Task prompt: As soon as the line containing "What data populates" appears, start repeating lines exactly and continue to the end of the entries; please skip pictures.

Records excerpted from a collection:
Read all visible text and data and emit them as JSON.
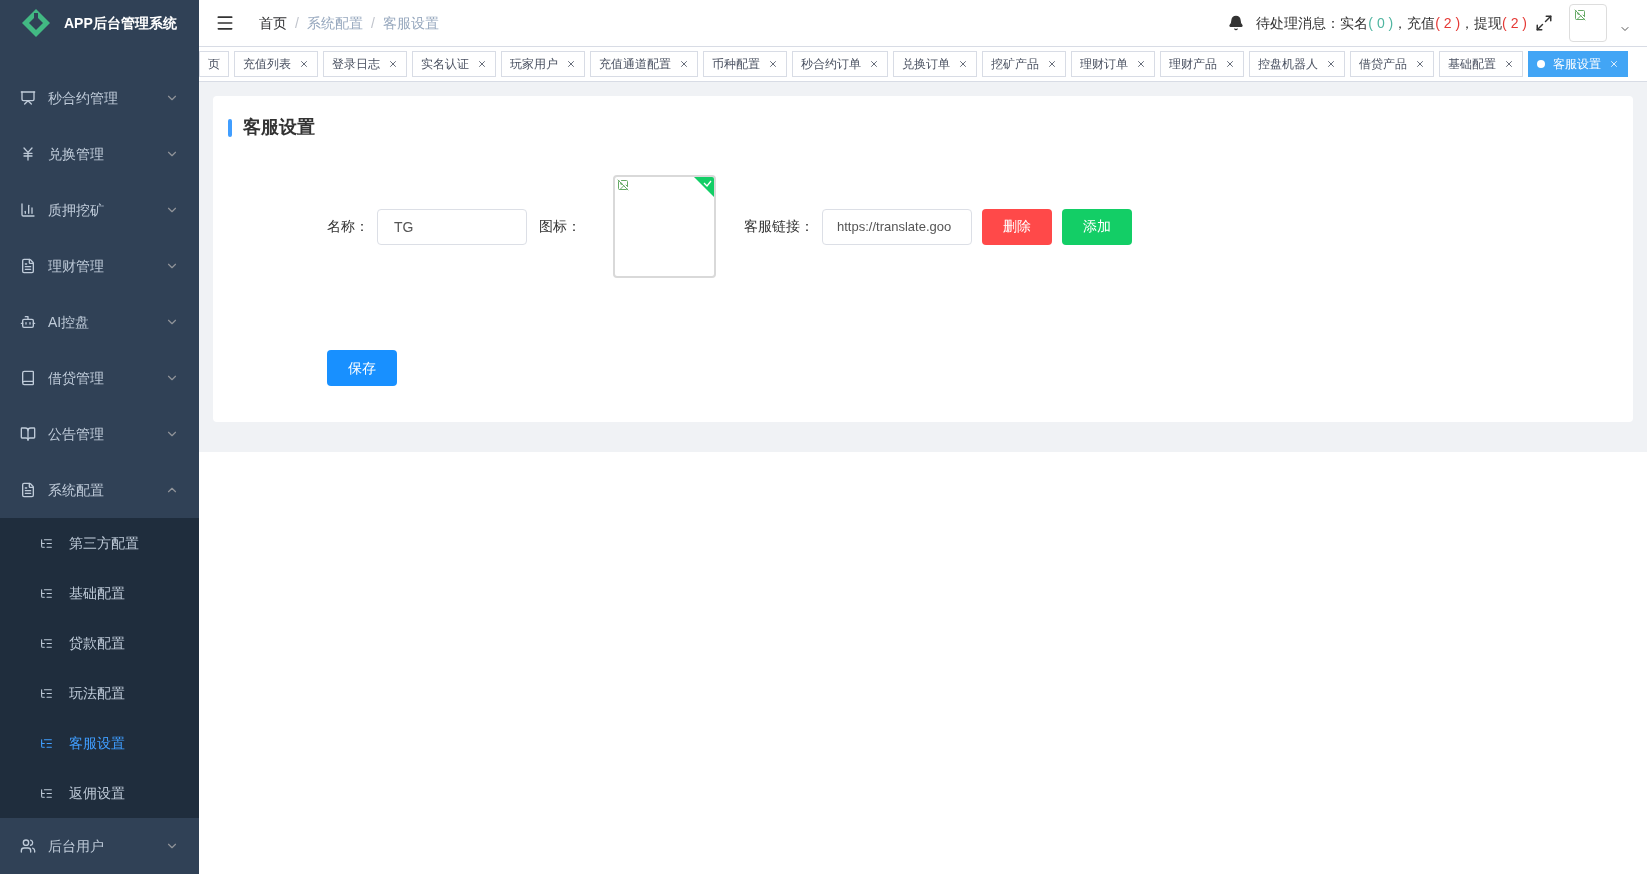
{
  "sidebar": {
    "title": "APP后台管理系统",
    "items": [
      {
        "label": "秒合约管理",
        "expanded": false
      },
      {
        "label": "兑换管理",
        "expanded": false
      },
      {
        "label": "质押挖矿",
        "expanded": false
      },
      {
        "label": "理财管理",
        "expanded": false
      },
      {
        "label": "AI控盘",
        "expanded": false
      },
      {
        "label": "借贷管理",
        "expanded": false
      },
      {
        "label": "公告管理",
        "expanded": false
      },
      {
        "label": "系统配置",
        "expanded": true,
        "children": [
          {
            "label": "第三方配置",
            "selected": false
          },
          {
            "label": "基础配置",
            "selected": false
          },
          {
            "label": "贷款配置",
            "selected": false
          },
          {
            "label": "玩法配置",
            "selected": false
          },
          {
            "label": "客服设置",
            "selected": true
          },
          {
            "label": "返佣设置",
            "selected": false
          }
        ]
      },
      {
        "label": "后台用户",
        "expanded": false
      }
    ]
  },
  "header": {
    "breadcrumb": {
      "items": [
        "首页",
        "系统配置",
        "客服设置"
      ],
      "separator": "/"
    },
    "notice": {
      "label": "待处理消息：",
      "items": [
        {
          "name": "实名",
          "count": "( 0 )",
          "color": "#4fb5a0",
          "sep": "，"
        },
        {
          "name": "充值",
          "count": "( 2 )",
          "color": "#e53935",
          "sep": "，"
        },
        {
          "name": "提现",
          "count": "( 2 )",
          "color": "#e53935"
        }
      ]
    }
  },
  "tabs": [
    {
      "label": "页",
      "selected": false
    },
    {
      "label": "充值列表",
      "selected": false
    },
    {
      "label": "登录日志",
      "selected": false
    },
    {
      "label": "实名认证",
      "selected": false
    },
    {
      "label": "玩家用户",
      "selected": false
    },
    {
      "label": "充值通道配置",
      "selected": false
    },
    {
      "label": "币种配置",
      "selected": false
    },
    {
      "label": "秒合约订单",
      "selected": false
    },
    {
      "label": "兑换订单",
      "selected": false
    },
    {
      "label": "挖矿产品",
      "selected": false
    },
    {
      "label": "理财订单",
      "selected": false
    },
    {
      "label": "理财产品",
      "selected": false
    },
    {
      "label": "控盘机器人",
      "selected": false
    },
    {
      "label": "借贷产品",
      "selected": false
    },
    {
      "label": "基础配置",
      "selected": false
    },
    {
      "label": "客服设置",
      "selected": true
    }
  ],
  "card": {
    "title": "客服设置",
    "rows": [
      {
        "name_label": "名称：",
        "name": "TG",
        "icon_label": "图标：",
        "uploaded": true,
        "link_label": "客服链接：",
        "link": "https://translate.goo",
        "delete": "删除",
        "add": "添加"
      }
    ],
    "save": "保存"
  }
}
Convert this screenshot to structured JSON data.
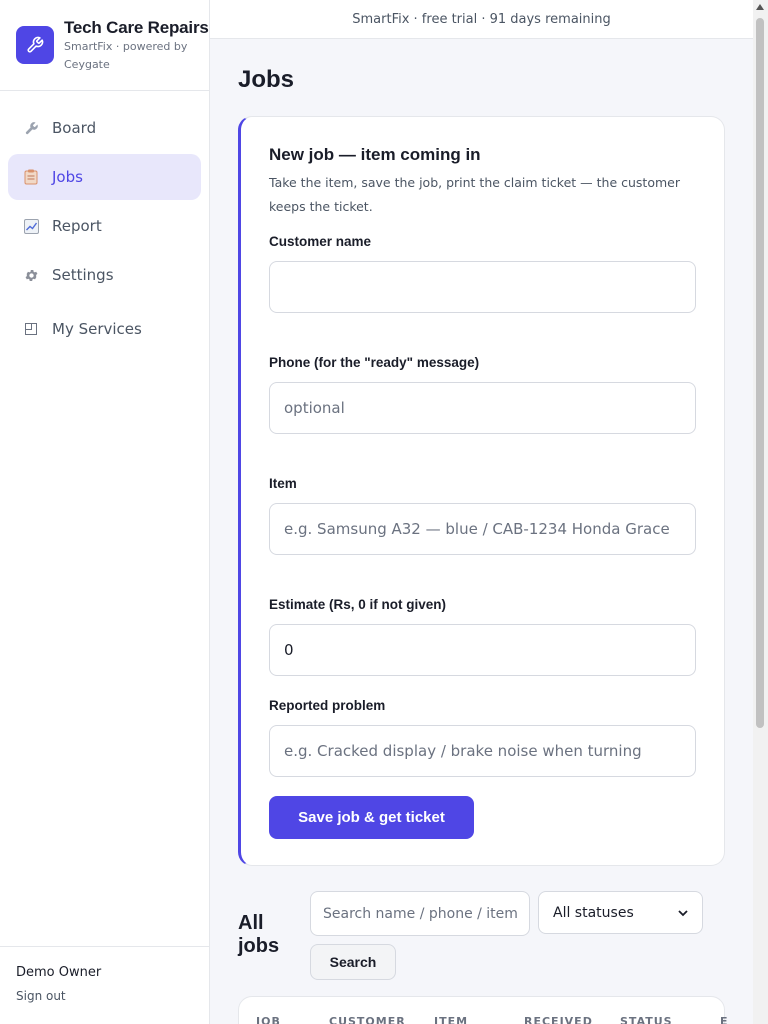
{
  "brand": {
    "name": "Tech Care Repairs",
    "subtitle": "SmartFix · powered by Ceygate",
    "logo_icon": "wrench-icon",
    "accent": "#4f46e5"
  },
  "sidebar": {
    "items": [
      {
        "label": "Board",
        "icon": "wrench-icon",
        "active": false
      },
      {
        "label": "Jobs",
        "icon": "clipboard-icon",
        "active": true
      },
      {
        "label": "Report",
        "icon": "chart-icon",
        "active": false
      },
      {
        "label": "Settings",
        "icon": "gear-icon",
        "active": false
      },
      {
        "label": "My Services",
        "icon": "window-icon",
        "active": false
      }
    ]
  },
  "user": {
    "name": "Demo Owner",
    "sign_out": "Sign out"
  },
  "trial_banner": "SmartFix · free trial · 91 days remaining",
  "page_title": "Jobs",
  "new_job": {
    "title": "New job — item coming in",
    "description": "Take the item, save the job, print the claim ticket — the customer keeps the ticket.",
    "fields": {
      "customer": {
        "label": "Customer name",
        "value": "",
        "placeholder": ""
      },
      "phone": {
        "label": "Phone (for the \"ready\" message)",
        "value": "",
        "placeholder": "optional"
      },
      "item": {
        "label": "Item",
        "value": "",
        "placeholder": "e.g. Samsung A32 — blue / CAB-1234 Honda Grace"
      },
      "estimate": {
        "label": "Estimate (Rs, 0 if not given)",
        "value": "0",
        "placeholder": ""
      },
      "problem": {
        "label": "Reported problem",
        "value": "",
        "placeholder": "e.g. Cracked display / brake noise when turning"
      }
    },
    "save_label": "Save job & get ticket"
  },
  "all_jobs": {
    "title_line1": "All",
    "title_line2": "jobs",
    "search_placeholder": "Search name / phone / item",
    "status_filter": "All statuses",
    "search_label": "Search",
    "columns": [
      "JOB",
      "CUSTOMER",
      "ITEM",
      "RECEIVED",
      "STATUS",
      "E"
    ]
  }
}
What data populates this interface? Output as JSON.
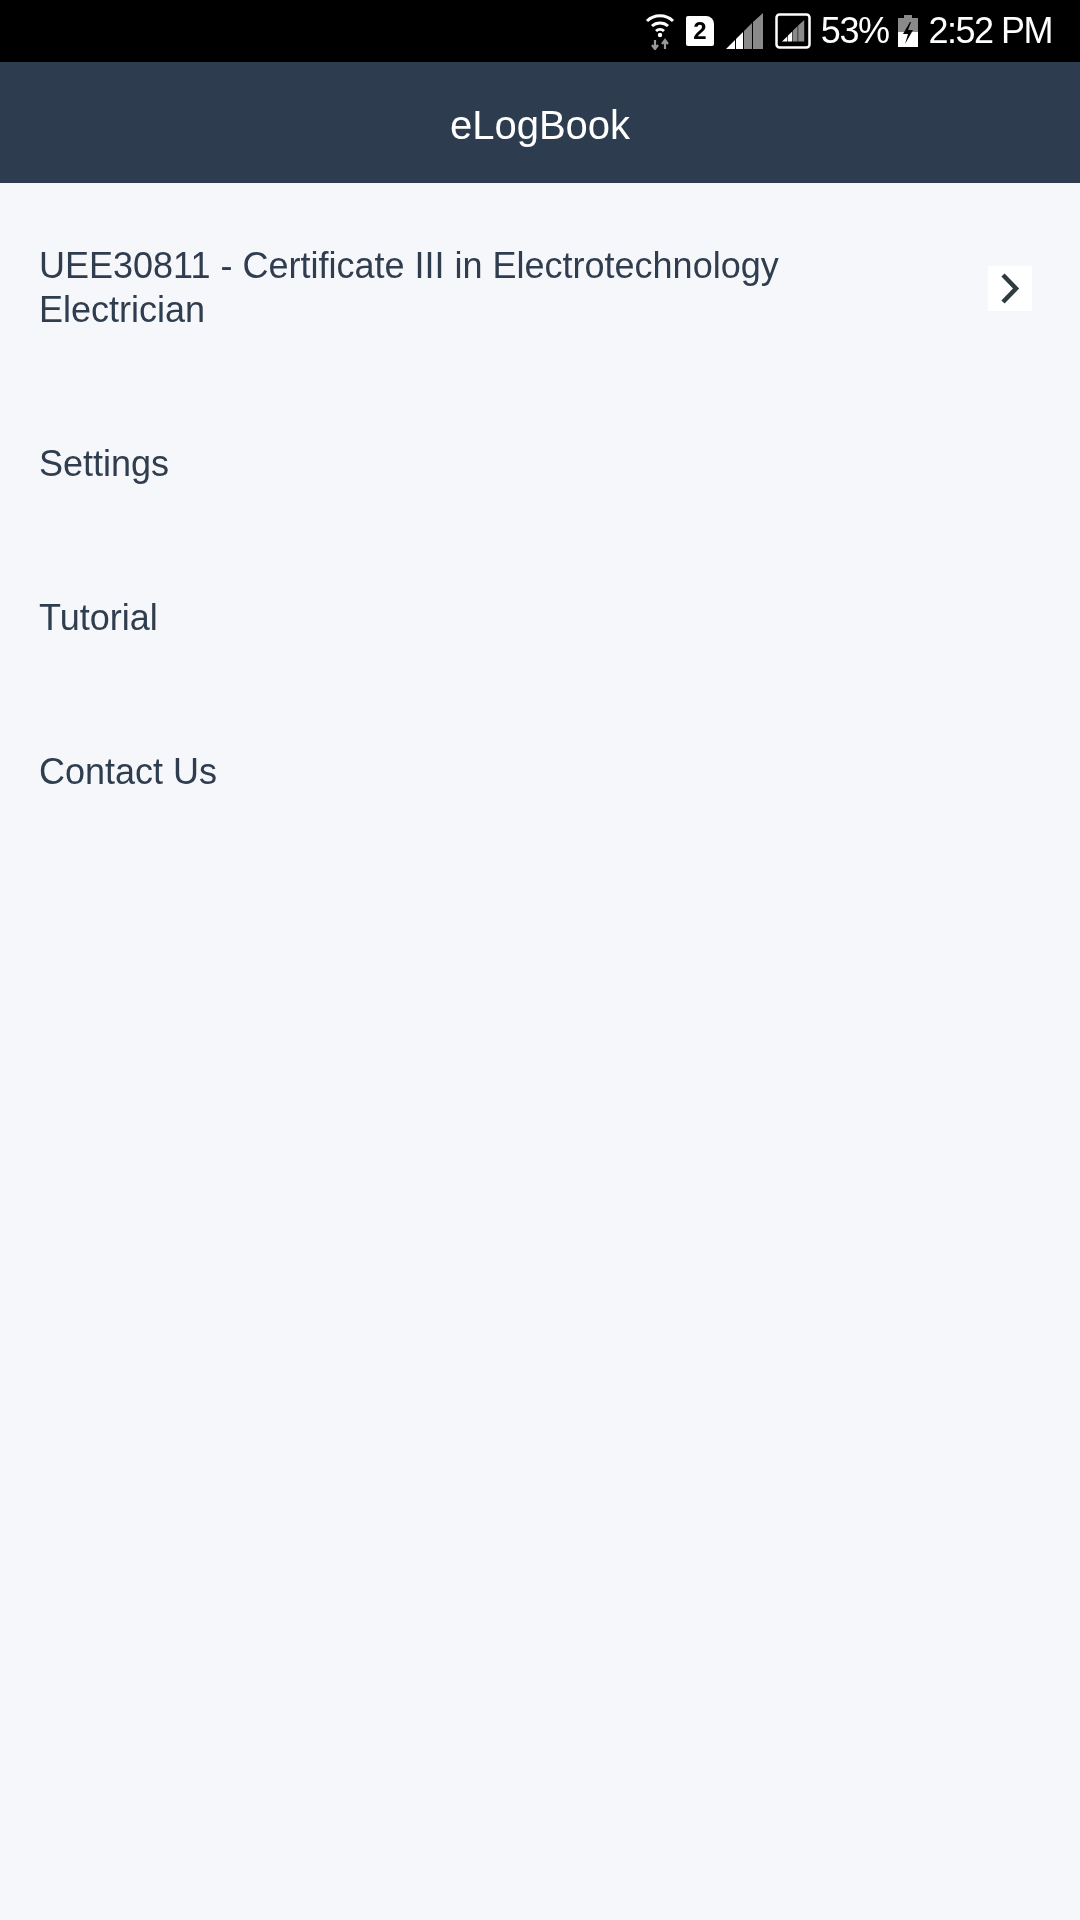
{
  "status_bar": {
    "sim_label": "2",
    "battery_percent": "53%",
    "charging": true,
    "time": "2:52 PM"
  },
  "app_bar": {
    "title": "eLogBook"
  },
  "menu": [
    {
      "kind": "course",
      "label": "UEE30811 - Certificate III in Electrotechnology Electrician"
    },
    {
      "kind": "plain",
      "label": "Settings"
    },
    {
      "kind": "plain",
      "label": "Tutorial"
    },
    {
      "kind": "plain",
      "label": "Contact Us"
    }
  ]
}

Response:
What data populates this interface? Output as JSON.
{
  "status_bar": {
    "sim_label": "2",
    "battery_percent": "53%",
    "charging": true,
    "time": "2:52 PM"
  },
  "app_bar": {
    "title": "eLogBook"
  },
  "menu": [
    {
      "kind": "course",
      "label": "UEE30811 - Certificate III in Electrotechnology Electrician"
    },
    {
      "kind": "plain",
      "label": "Settings"
    },
    {
      "kind": "plain",
      "label": "Tutorial"
    },
    {
      "kind": "plain",
      "label": "Contact Us"
    }
  ]
}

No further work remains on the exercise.